Yet another student, while doing it awkwardly, manages sufficiently to dispel the glamour of the word “progress” as to be able to criticize it – and perhaps also to criticize Wells legitimately. Karenin, the writer argues, begins with a transcendent vision, but becomes “dogmatic.” Karenin loses sight of his goal, to raise everyone to a pitch of conscious clarity, and becomes obsessed with manipulating people into conformity of thought through the schools. “According to Karenin’s dogma, science is the means of transportation [sic] by which humanity will use [sic] to progress towards its true cosmic potential.” Karenin has become another dictator, like the national dictators that the World Republic suppressed and replaced. “Instead of supposing to understand [sic] what is best for the lower classes and making plans to act out his will over the future of civilization, shouldn’t he talk with them all arrogance and pretensions aside?”

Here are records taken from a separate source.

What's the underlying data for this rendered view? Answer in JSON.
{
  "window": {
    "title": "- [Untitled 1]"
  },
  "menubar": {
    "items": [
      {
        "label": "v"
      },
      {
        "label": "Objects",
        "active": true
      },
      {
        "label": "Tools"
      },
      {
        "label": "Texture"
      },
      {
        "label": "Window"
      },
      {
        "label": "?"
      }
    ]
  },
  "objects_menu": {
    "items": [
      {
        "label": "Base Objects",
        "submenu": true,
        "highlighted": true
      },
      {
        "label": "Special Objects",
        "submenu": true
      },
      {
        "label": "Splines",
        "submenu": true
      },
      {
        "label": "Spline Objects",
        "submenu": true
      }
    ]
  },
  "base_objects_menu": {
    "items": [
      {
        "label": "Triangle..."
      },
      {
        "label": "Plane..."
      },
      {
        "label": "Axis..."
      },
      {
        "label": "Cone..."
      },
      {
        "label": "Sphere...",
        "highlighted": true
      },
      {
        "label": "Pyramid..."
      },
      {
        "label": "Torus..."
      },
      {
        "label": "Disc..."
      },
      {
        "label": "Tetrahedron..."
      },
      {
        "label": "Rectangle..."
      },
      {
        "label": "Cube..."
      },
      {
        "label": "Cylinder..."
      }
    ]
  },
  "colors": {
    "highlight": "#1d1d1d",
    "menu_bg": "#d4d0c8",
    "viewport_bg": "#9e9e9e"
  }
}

By the time they reach college, the paltry, heavily politicized curriculum of American K-12 has wickedly betrayed students, depriving them of the opportunity to develop real literacy, to acquire a sense of history and the long view, and to articulate the occasional dissentient thoughts that they have when circumstances cause them actually to take stock of the reigning shibboleths of postmodernity – one real word for which is post-literacy. Like any healthy person, the specimen college student welcomes the chance to see things from a higher perspective, but the system as it stands is designed precisely to deprive students of any higher perspective. What passes for education is a mental diet of infant pabulum and an entrenched infantilism is one of its noticeable results. If I were Caesar or Marcus Karenin, I would put The Outline of History at the center of the high-school humanities curriculum, for its content of knowledge. Perhaps on arrival in college, students who had read it would not be as prone as they are to drab doctrinal conformism.